The sharp decline in confidence of both business leaders and consumers, as measured by a European Commission (EC) survey, comes as the continent's debt crisis deepens amid fears of a Greek default.

The confidence index fell from a reading of 98.4 last month to 95 this month, coming in worse than economists expected and reaching its lowest level since December 2009.

"September's fall in the European Commission measure of business and consumer sentiment adds to evidence that the euro-zone economy is on the brink of recession," Ben May, an economist at Capital Economics in London, said in a note.

He said the figures "confirm that the consensus outlook for the euro zone is far too optimistic". Capital Economics expects GDP in the euro zone to shrink by 0.5 per cent next year.

The EC index measures confidence about the economy from a range of sectors and geographies. In this month's survey, industry's confidence fell for the seventh straight month. Consumer and service-sector sentiment fell for the third straight month. The geographical spread of falls in confidence was also wide, with the sharpest declines in the continent's biggest economies.

The drop in confidence comes at a difficult time for Europe. After IMF and World Bank meetings in Washington last weekend, European officials had hoped to come home unified and with a new resolve to tackle the crisis.

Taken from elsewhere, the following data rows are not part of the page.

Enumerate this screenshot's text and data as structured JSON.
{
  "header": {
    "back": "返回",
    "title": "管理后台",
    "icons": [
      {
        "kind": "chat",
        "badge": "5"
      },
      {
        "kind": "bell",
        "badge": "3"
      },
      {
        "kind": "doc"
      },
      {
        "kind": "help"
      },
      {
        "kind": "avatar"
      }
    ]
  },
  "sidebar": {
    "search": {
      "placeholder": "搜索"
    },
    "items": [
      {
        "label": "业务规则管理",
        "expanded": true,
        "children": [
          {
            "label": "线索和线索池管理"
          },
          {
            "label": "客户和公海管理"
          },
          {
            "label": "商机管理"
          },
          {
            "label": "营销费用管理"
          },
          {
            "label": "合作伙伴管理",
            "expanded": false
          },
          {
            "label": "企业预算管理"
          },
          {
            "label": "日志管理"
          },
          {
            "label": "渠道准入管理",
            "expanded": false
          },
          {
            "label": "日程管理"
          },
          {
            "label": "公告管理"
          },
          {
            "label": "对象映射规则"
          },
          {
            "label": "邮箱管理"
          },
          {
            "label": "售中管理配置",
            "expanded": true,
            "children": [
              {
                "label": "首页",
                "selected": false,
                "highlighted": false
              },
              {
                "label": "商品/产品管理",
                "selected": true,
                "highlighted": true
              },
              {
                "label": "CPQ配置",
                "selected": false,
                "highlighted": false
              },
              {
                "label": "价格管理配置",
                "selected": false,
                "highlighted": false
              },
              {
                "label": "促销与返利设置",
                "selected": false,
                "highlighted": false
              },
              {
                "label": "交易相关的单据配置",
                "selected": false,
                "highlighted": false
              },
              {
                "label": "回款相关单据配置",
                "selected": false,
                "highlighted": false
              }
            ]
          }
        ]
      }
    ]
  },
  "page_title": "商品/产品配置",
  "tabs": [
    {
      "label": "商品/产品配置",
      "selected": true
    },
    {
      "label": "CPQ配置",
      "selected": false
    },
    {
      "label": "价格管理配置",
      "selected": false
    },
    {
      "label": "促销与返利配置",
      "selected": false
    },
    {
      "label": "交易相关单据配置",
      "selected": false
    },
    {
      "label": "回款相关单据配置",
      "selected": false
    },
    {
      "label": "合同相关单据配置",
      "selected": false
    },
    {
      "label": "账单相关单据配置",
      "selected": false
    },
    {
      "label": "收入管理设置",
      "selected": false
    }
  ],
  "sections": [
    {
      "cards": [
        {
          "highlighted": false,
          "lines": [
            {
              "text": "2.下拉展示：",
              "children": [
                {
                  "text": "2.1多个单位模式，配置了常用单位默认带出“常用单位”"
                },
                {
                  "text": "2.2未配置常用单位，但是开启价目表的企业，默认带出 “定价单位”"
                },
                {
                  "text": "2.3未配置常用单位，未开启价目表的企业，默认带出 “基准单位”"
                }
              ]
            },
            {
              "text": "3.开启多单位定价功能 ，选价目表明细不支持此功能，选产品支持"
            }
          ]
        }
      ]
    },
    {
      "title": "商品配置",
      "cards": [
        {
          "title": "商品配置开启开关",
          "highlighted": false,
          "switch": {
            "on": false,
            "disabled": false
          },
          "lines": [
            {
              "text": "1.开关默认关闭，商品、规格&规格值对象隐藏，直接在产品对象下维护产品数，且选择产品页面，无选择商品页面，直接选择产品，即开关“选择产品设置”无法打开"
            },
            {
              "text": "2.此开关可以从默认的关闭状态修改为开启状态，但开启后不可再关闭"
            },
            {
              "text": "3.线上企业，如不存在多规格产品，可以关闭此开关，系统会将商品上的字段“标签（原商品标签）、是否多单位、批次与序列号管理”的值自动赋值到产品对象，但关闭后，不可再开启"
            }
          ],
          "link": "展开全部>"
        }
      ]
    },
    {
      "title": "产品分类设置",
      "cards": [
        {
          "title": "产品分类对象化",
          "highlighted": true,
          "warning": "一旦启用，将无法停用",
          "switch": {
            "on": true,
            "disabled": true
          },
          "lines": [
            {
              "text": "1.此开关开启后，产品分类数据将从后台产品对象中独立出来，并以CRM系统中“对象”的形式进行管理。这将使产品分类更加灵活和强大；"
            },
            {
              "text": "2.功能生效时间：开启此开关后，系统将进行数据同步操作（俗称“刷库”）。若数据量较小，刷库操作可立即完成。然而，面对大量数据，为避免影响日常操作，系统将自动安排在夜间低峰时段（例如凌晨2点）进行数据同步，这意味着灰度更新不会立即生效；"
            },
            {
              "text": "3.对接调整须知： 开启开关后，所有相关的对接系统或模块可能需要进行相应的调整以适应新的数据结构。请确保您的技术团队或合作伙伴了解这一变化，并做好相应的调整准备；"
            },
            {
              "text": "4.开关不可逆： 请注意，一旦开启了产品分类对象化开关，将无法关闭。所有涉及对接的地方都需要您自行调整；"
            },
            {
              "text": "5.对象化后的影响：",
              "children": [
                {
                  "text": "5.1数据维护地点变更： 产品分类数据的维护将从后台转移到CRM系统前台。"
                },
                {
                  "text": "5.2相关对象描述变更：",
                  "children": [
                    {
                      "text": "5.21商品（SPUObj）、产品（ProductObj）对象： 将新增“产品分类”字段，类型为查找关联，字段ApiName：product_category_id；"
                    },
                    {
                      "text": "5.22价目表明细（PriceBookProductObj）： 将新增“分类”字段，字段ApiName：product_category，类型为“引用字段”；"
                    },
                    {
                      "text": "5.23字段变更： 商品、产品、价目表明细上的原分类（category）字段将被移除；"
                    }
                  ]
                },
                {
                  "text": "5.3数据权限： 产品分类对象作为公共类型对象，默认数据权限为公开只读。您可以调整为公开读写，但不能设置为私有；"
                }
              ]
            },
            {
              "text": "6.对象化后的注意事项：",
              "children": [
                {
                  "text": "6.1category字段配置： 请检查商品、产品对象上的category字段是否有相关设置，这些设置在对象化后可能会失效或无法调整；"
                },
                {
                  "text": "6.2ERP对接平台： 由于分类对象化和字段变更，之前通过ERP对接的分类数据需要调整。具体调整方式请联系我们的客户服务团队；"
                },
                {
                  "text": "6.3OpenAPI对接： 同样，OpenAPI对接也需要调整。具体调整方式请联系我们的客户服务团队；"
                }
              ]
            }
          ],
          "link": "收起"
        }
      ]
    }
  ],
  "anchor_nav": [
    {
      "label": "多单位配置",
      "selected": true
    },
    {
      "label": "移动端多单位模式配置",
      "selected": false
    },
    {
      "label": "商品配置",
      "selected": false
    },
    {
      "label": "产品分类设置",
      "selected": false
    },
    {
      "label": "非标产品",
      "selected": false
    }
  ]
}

IMF, EU and European Central Bank officials arrived in Greece yesterday to take another look at the country's finances after its parliament passed a controversial new property tax on Tuesday.